### WHAT YOU ARE ASKED TO DO
In the entries below, find every line with the string "icon" and copy it.

------------------------------------------------------------

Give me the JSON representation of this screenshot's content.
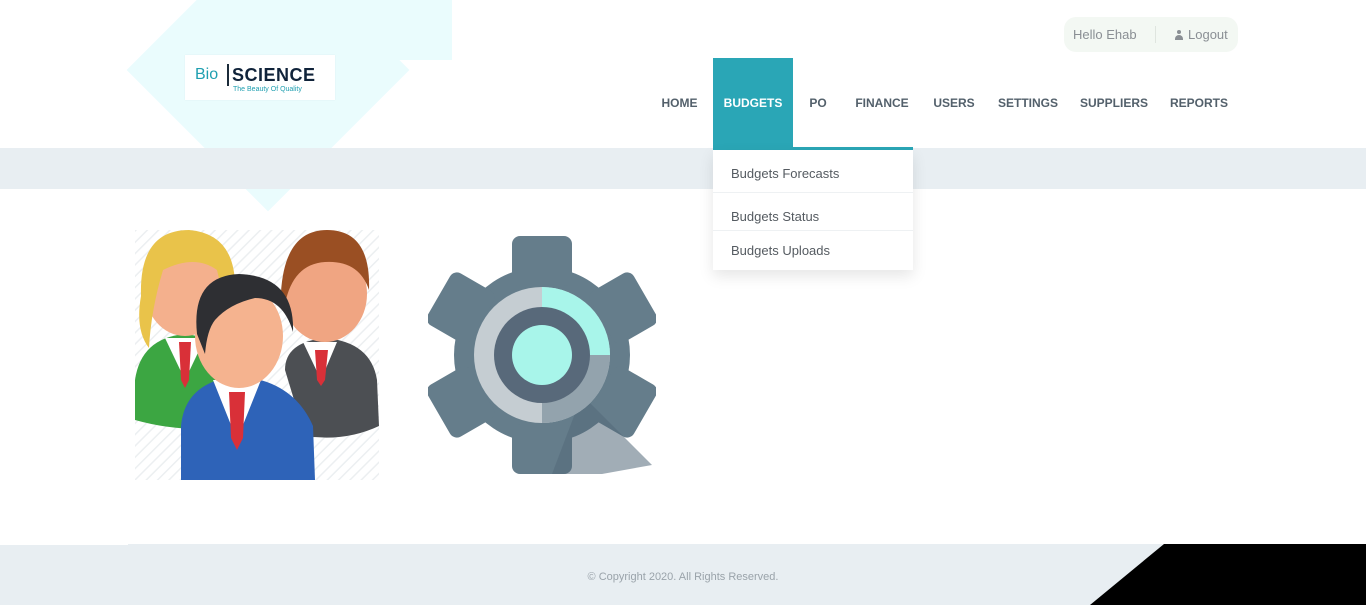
{
  "brand": {
    "name_left": "Bio",
    "name_right": "SCIENCE",
    "tagline": "The Beauty Of Quality"
  },
  "user": {
    "greeting": "Hello Ehab",
    "logout_label": "Logout"
  },
  "nav": {
    "items": [
      {
        "label": "HOME"
      },
      {
        "label": "BUDGETS",
        "active": true
      },
      {
        "label": "PO"
      },
      {
        "label": "FINANCE"
      },
      {
        "label": "USERS"
      },
      {
        "label": "SETTINGS"
      },
      {
        "label": "SUPPLIERS"
      },
      {
        "label": "REPORTS"
      }
    ]
  },
  "budgets_menu": {
    "items": [
      {
        "label": "Budgets Forecasts"
      },
      {
        "label": "Budgets Status"
      },
      {
        "label": "Budgets Uploads"
      }
    ]
  },
  "tiles": [
    {
      "icon": "users-group-icon"
    },
    {
      "icon": "settings-gear-icon"
    }
  ],
  "footer": {
    "copyright": "© Copyright 2020. All Rights Reserved."
  },
  "colors": {
    "accent": "#2aa6b6",
    "band": "#e8eef2",
    "gear": "#657d8b",
    "gear_center": "#a8f5ea"
  }
}
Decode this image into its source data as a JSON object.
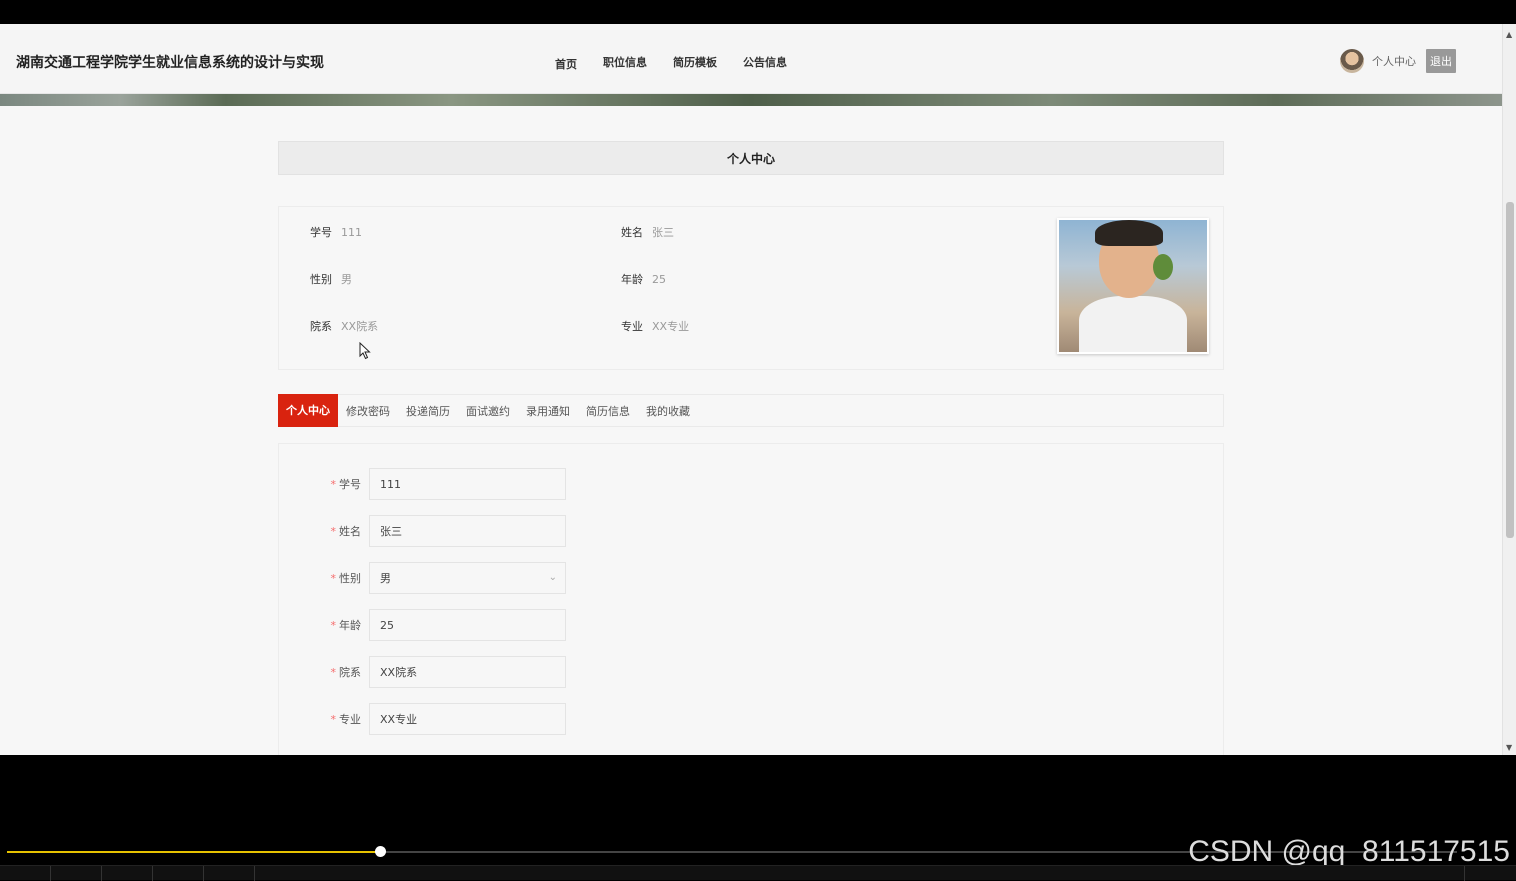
{
  "header": {
    "site_title": "湖南交通工程学院学生就业信息系统的设计与实现",
    "nav": [
      "首页",
      "职位信息",
      "简历模板",
      "公告信息"
    ],
    "user_center": "个人中心",
    "logout": "退出"
  },
  "page": {
    "section_title": "个人中心"
  },
  "profile": {
    "student_id_label": "学号",
    "student_id": "111",
    "name_label": "姓名",
    "name": "张三",
    "gender_label": "性别",
    "gender": "男",
    "age_label": "年龄",
    "age": "25",
    "department_label": "院系",
    "department": "XX院系",
    "major_label": "专业",
    "major": "XX专业"
  },
  "tabs": [
    "个人中心",
    "修改密码",
    "投递简历",
    "面试邀约",
    "录用通知",
    "简历信息",
    "我的收藏"
  ],
  "form": {
    "required_mark": "*",
    "fields": [
      {
        "label": "学号",
        "value": "111"
      },
      {
        "label": "姓名",
        "value": "张三"
      },
      {
        "label": "性别",
        "value": "男"
      },
      {
        "label": "年龄",
        "value": "25"
      },
      {
        "label": "院系",
        "value": "XX院系"
      },
      {
        "label": "专业",
        "value": "XX专业"
      }
    ]
  },
  "player": {
    "progress": 0.257,
    "watermark": "CSDN @qq_811517515"
  },
  "colors": {
    "accent": "#d9230f",
    "progress": "#e6c200"
  }
}
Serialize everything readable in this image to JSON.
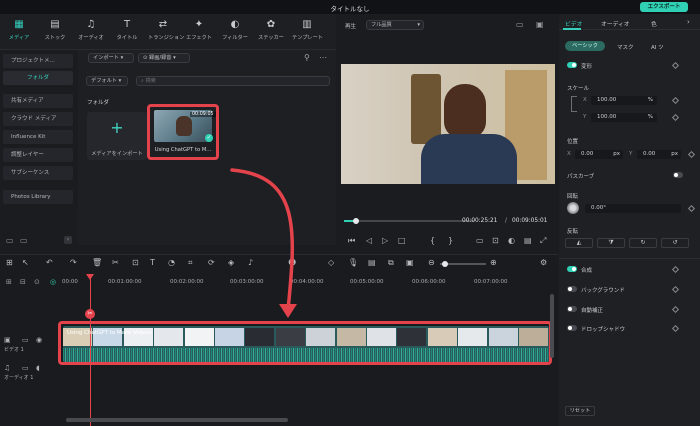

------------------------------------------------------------

### RESULT BELOW
      "icon": "users-group-icon"
      "icon": "settings-gear-icon"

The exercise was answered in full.